Nonvisual Computer Interfaces

March 6th, 2015  |  Published in Projects

Research Team: Mark S Baldwin, Jennifer Mankoff, Gillian R. Hayes

The Graphical User Interface is inspired by the real world physical
affordances that we interact with every day. Components such as buttons, scroll bars, tabs and windows have been visually encoded to provide familiarity and context to simplify the computing experience.

For nonvisual computer users, those that have visual impairments such as low vision or blindness, this information is largely unavailable. While screen readers make access to computers possible, they do so at the cost of double translation: the information that is structured for visual display must first be processed and re-translated into a stream of text that can then be converted into speech or braille. During this process the information encoded by the visual metaphors is either wrangled into the auditory channel or lost entirely.
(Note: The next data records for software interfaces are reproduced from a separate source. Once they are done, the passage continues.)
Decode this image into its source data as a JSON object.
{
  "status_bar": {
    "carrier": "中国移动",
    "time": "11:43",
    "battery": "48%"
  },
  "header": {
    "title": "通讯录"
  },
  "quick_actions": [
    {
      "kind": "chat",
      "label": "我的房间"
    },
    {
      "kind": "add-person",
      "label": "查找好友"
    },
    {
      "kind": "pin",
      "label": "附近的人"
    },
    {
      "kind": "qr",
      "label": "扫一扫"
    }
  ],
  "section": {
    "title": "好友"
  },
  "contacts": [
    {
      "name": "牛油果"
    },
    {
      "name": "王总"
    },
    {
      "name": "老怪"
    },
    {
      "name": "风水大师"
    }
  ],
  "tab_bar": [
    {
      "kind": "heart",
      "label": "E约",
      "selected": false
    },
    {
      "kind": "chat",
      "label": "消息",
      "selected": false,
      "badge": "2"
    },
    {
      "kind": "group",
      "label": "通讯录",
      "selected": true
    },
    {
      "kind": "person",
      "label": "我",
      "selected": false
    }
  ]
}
As a result, visually impaired users have been unable to benefit from the primary mechanism developed to make computers more usable.
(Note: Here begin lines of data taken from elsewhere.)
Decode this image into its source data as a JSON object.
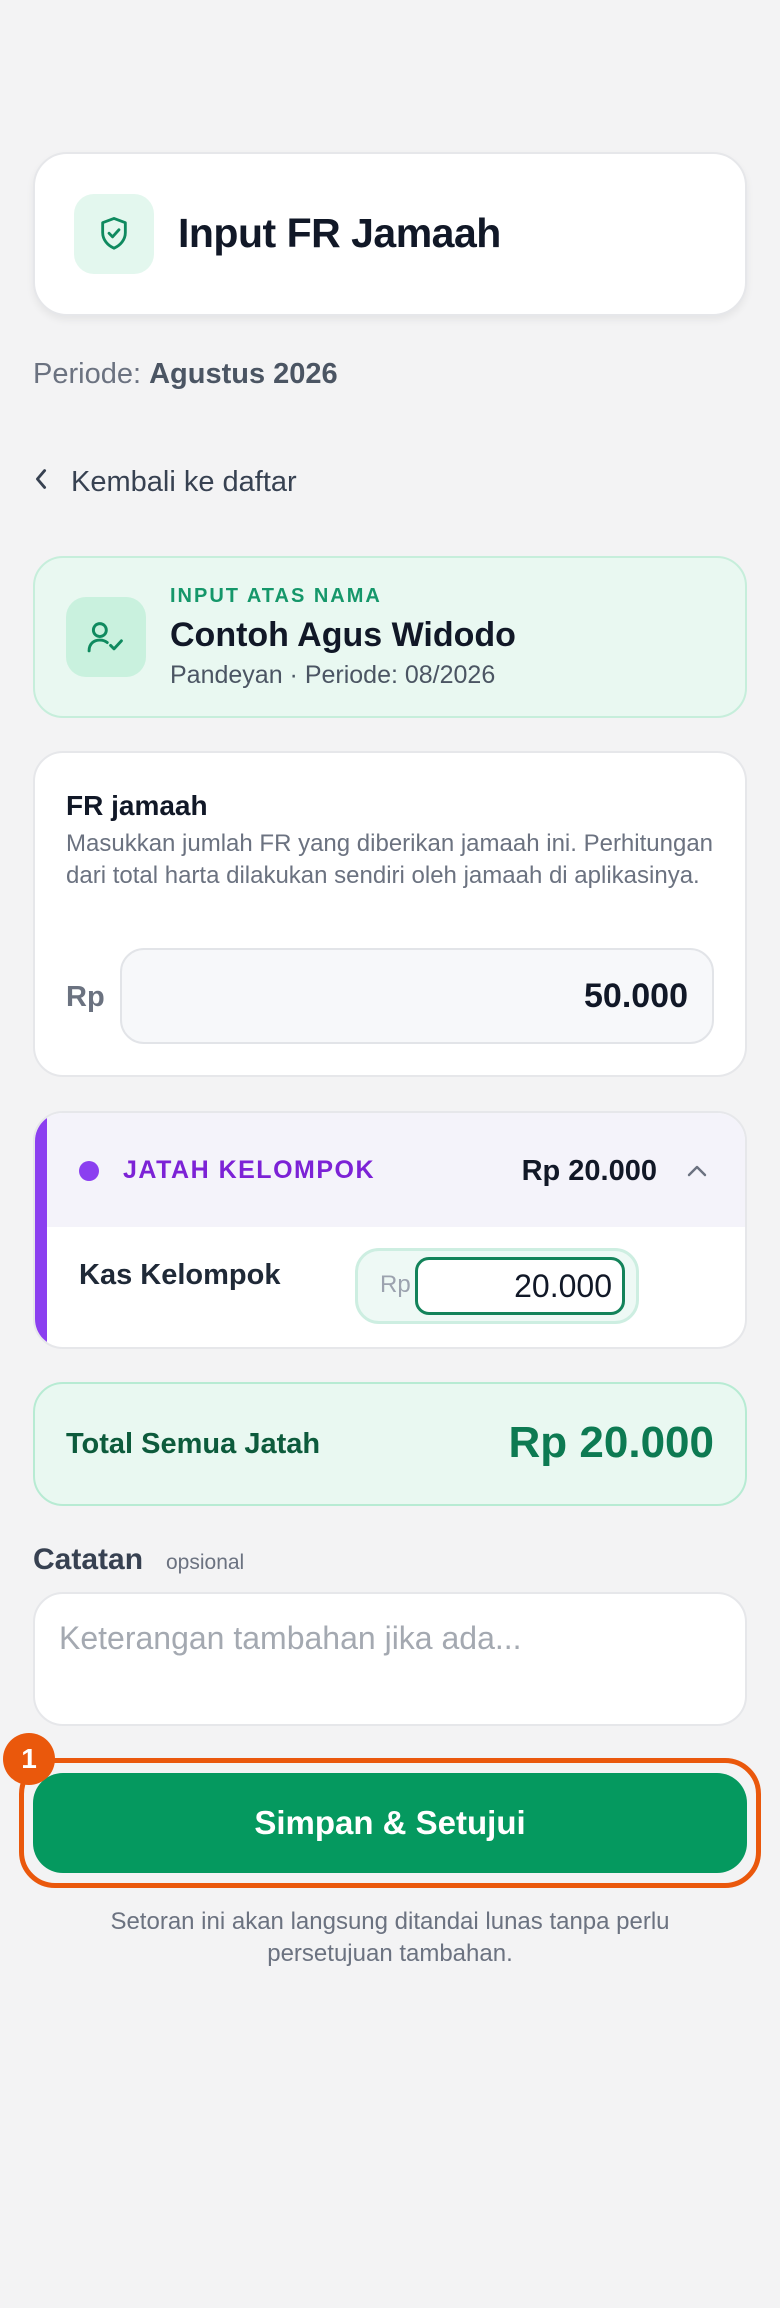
{
  "header": {
    "title": "Input FR Jamaah",
    "icon": "shield-check-icon"
  },
  "periode": {
    "label": "Periode:",
    "value": "Agustus 2026"
  },
  "back_link": {
    "label": "Kembali ke daftar",
    "icon": "chevron-left-icon"
  },
  "atas_nama": {
    "kicker": "INPUT ATAS NAMA",
    "name": "Contoh Agus Widodo",
    "subtitle": "Pandeyan · Periode: 08/2026",
    "icon": "user-check-icon"
  },
  "fr_jamaah": {
    "title": "FR jamaah",
    "description": "Masukkan jumlah FR yang diberikan jamaah ini. Perhitungan dari total harta dilakukan sendiri oleh jamaah di aplikasinya.",
    "currency": "Rp",
    "value": "50.000"
  },
  "jatah_kelompok": {
    "label": "JATAH KELOMPOK",
    "total": "Rp 20.000",
    "accent_color": "#8b3ff0",
    "expanded": true,
    "items": [
      {
        "label": "Kas Kelompok",
        "currency": "Rp",
        "value": "20.000"
      }
    ]
  },
  "total": {
    "label": "Total Semua Jatah",
    "value": "Rp 20.000"
  },
  "catatan": {
    "label": "Catatan",
    "optional": "opsional",
    "placeholder": "Keterangan tambahan jika ada..."
  },
  "actions": {
    "save_label": "Simpan & Setujui",
    "badge": "1",
    "note": "Setoran ini akan langsung ditandai lunas tanpa perlu persetujuan tambahan."
  },
  "colors": {
    "primary": "#05995f",
    "highlight": "#ea580c",
    "background": "#f3f3f4"
  }
}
This work is a first step towards creating a direct manipulation experience in which auditory output, keyboard input, and tangible interaction work together to form a fluid multimodal environment that moves nonvisual computing beyond linear translation.

Comments are closed.